Enron Corp. has agreed to a deal to collect $250,000 on a life insurance policy covering Ken Lay, who died several weeks after he was convicted of fraud charges, according to the Houston Chronicle.
That is a fraction of the coverage limit on an $11 million death benefit owed under Transamerica Occidental Life Insurance Co. policy, according to the paper.
U.S. Bankruptcy Judge Arthur Gonzalez is scheduled to consider the settlement on Thursday. The Chronicle noted that KLL & LPL Partnership Ltd., a Texas partnership bearing the initials of the late ex-chairman and chief executive officer of Enron and his wife, Linda, bought a life insurance policy for Lay. In a deal struck with the company in 1996, the partnership gave Enron the right to a part of the insurance proceeds if Lay died.
The assignment was intended “to secure the amounts due to [Enron]” under a deal with the partnership, the paper noted. In October 2001, just two months before the company filed for bankruptcy it made a $250,000 premium payment, according to the story.
Under bankruptcy law, payments made by a company within 90 days of a bankruptcy filing can be reversed because they could be deemed to have been unfair to other creditors, the newspaper explained. Presumably, the insurer could have argued that if the premium paid weren’t in force, then the coverage wouldn’t apply.

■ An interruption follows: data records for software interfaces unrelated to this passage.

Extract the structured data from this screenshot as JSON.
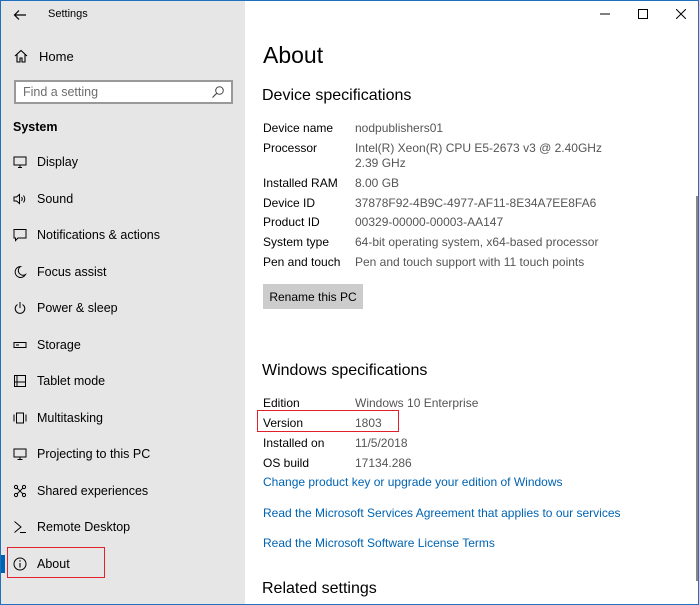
{
  "window": {
    "title": "Settings",
    "controls": [
      "minimize",
      "maximize",
      "close"
    ]
  },
  "sidebar": {
    "home_label": "Home",
    "search_placeholder": "Find a setting",
    "section": "System",
    "items": [
      {
        "label": "Display",
        "icon": "display-icon"
      },
      {
        "label": "Sound",
        "icon": "sound-icon"
      },
      {
        "label": "Notifications & actions",
        "icon": "notifications-icon"
      },
      {
        "label": "Focus assist",
        "icon": "focus-assist-icon"
      },
      {
        "label": "Power & sleep",
        "icon": "power-icon"
      },
      {
        "label": "Storage",
        "icon": "storage-icon"
      },
      {
        "label": "Tablet mode",
        "icon": "tablet-mode-icon"
      },
      {
        "label": "Multitasking",
        "icon": "multitasking-icon"
      },
      {
        "label": "Projecting to this PC",
        "icon": "projecting-icon"
      },
      {
        "label": "Shared experiences",
        "icon": "shared-experiences-icon"
      },
      {
        "label": "Remote Desktop",
        "icon": "remote-desktop-icon"
      },
      {
        "label": "About",
        "icon": "info-icon",
        "active": true
      }
    ]
  },
  "main": {
    "title": "About",
    "device_specs": {
      "heading": "Device specifications",
      "rows": [
        {
          "key": "Device name",
          "value": "nodpublishers01"
        },
        {
          "key": "Processor",
          "value": "Intel(R) Xeon(R) CPU E5-2673 v3 @ 2.40GHz",
          "value2": "2.39 GHz"
        },
        {
          "key": "Installed RAM",
          "value": "8.00 GB"
        },
        {
          "key": "Device ID",
          "value": "37878F92-4B9C-4977-AF11-8E34A7EE8FA6"
        },
        {
          "key": "Product ID",
          "value": "00329-00000-00003-AA147"
        },
        {
          "key": "System type",
          "value": "64-bit operating system, x64-based processor"
        },
        {
          "key": "Pen and touch",
          "value": "Pen and touch support with 11 touch points"
        }
      ],
      "rename_button": "Rename this PC"
    },
    "windows_specs": {
      "heading": "Windows specifications",
      "rows": [
        {
          "key": "Edition",
          "value": "Windows 10 Enterprise"
        },
        {
          "key": "Version",
          "value": "1803"
        },
        {
          "key": "Installed on",
          "value": "11/5/2018"
        },
        {
          "key": "OS build",
          "value": "17134.286"
        }
      ],
      "links": [
        "Change product key or upgrade your edition of Windows",
        "Read the Microsoft Services Agreement that applies to our services",
        "Read the Microsoft Software License Terms"
      ]
    },
    "related_heading": "Related settings"
  },
  "colors": {
    "accent": "#0063b1",
    "highlight": "#e0202b",
    "sidebar_bg": "#e6e6e6",
    "value_text": "#555555"
  }
}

Enron first sought to recover its premium when it sued Transamerica in 2003. The company reportedly said the insurer agreed to pay Enron the $250,000 premium payment owed under Lay’s coverage. The insurer had earlier paid Enron $1.25 million under the terms of the 1996 agreement with the Lay partnership, according to the Chronicle.